Excerpts from a dataset

********

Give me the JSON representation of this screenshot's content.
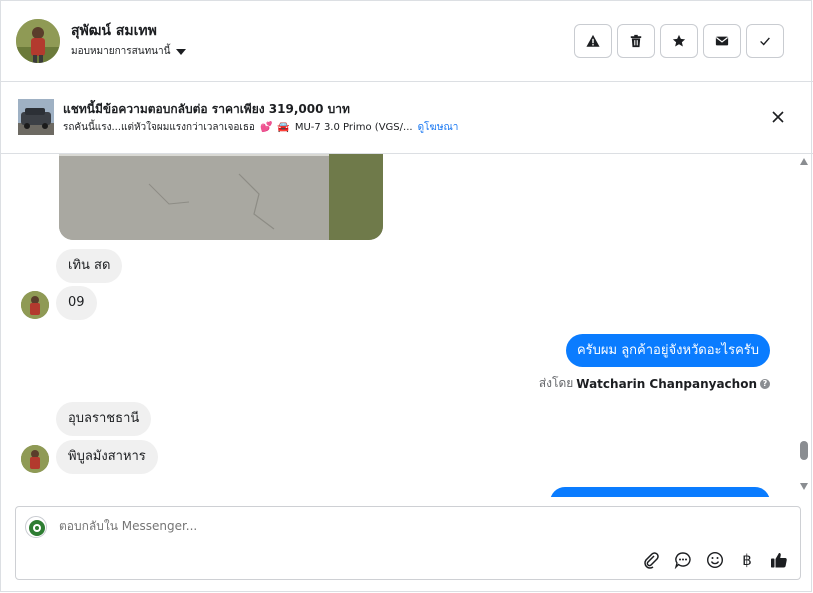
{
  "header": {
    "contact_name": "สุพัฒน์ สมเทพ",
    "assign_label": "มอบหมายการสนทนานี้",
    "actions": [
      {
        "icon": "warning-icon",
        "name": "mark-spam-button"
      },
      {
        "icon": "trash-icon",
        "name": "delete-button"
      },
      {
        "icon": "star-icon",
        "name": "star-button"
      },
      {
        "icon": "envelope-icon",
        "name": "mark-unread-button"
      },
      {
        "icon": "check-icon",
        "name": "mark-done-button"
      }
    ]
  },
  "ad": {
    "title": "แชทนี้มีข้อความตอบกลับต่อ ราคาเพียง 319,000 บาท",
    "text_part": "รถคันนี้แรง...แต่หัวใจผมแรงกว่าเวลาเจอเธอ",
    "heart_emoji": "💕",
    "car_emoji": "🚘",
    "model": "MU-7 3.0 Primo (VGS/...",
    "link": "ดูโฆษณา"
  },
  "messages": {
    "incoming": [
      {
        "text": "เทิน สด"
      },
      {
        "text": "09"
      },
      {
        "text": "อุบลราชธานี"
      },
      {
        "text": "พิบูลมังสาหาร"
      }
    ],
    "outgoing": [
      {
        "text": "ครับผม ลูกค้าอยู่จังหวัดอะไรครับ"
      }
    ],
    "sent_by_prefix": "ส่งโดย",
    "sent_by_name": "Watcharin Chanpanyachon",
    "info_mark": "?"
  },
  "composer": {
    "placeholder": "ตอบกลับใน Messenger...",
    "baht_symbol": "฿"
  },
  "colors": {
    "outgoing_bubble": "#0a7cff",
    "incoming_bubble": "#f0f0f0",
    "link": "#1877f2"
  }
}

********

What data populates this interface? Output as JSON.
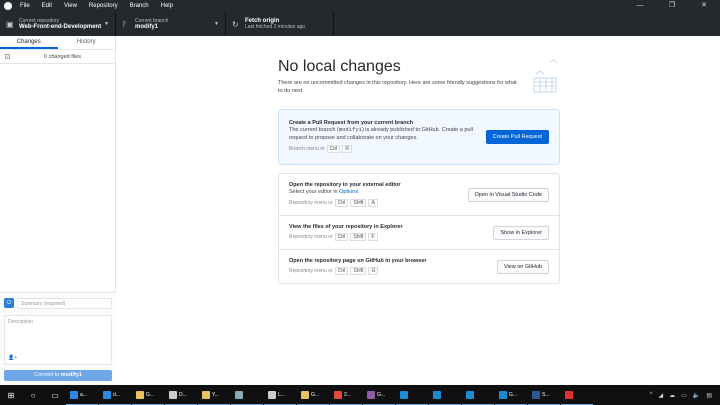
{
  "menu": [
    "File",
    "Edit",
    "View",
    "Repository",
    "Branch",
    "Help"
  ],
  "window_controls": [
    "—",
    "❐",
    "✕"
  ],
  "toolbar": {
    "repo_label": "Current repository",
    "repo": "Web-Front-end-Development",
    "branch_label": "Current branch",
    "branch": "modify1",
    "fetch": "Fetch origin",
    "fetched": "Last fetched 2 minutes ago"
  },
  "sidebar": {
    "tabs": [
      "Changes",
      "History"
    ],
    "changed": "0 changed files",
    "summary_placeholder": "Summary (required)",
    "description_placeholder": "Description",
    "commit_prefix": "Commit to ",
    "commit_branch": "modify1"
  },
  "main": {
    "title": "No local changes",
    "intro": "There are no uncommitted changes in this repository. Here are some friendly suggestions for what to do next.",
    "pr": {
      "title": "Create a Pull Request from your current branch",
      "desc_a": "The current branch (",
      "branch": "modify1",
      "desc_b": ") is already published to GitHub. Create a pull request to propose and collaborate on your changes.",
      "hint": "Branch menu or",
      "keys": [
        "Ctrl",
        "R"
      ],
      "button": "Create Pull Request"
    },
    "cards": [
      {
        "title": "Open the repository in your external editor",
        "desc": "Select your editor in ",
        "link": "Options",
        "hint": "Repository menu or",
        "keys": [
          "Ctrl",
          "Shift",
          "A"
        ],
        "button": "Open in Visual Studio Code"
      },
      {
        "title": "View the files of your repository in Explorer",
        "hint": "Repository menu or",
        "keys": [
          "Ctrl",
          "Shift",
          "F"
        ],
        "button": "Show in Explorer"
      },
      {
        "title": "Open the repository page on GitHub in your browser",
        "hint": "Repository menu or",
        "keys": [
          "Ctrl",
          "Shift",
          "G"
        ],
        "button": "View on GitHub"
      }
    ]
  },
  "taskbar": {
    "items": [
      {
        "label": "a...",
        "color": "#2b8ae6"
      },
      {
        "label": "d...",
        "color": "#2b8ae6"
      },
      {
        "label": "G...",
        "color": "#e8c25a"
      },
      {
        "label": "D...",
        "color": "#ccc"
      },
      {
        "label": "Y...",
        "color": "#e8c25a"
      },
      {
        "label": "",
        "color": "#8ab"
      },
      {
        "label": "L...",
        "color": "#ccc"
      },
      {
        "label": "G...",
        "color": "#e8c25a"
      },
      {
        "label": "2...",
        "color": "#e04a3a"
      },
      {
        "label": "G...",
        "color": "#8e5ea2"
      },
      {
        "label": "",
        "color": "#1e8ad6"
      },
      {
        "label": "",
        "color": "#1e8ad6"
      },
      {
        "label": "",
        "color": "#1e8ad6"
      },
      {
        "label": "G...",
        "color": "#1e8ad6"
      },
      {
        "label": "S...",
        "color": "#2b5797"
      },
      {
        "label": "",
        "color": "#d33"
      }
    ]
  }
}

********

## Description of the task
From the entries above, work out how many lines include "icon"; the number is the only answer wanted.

## Your response
5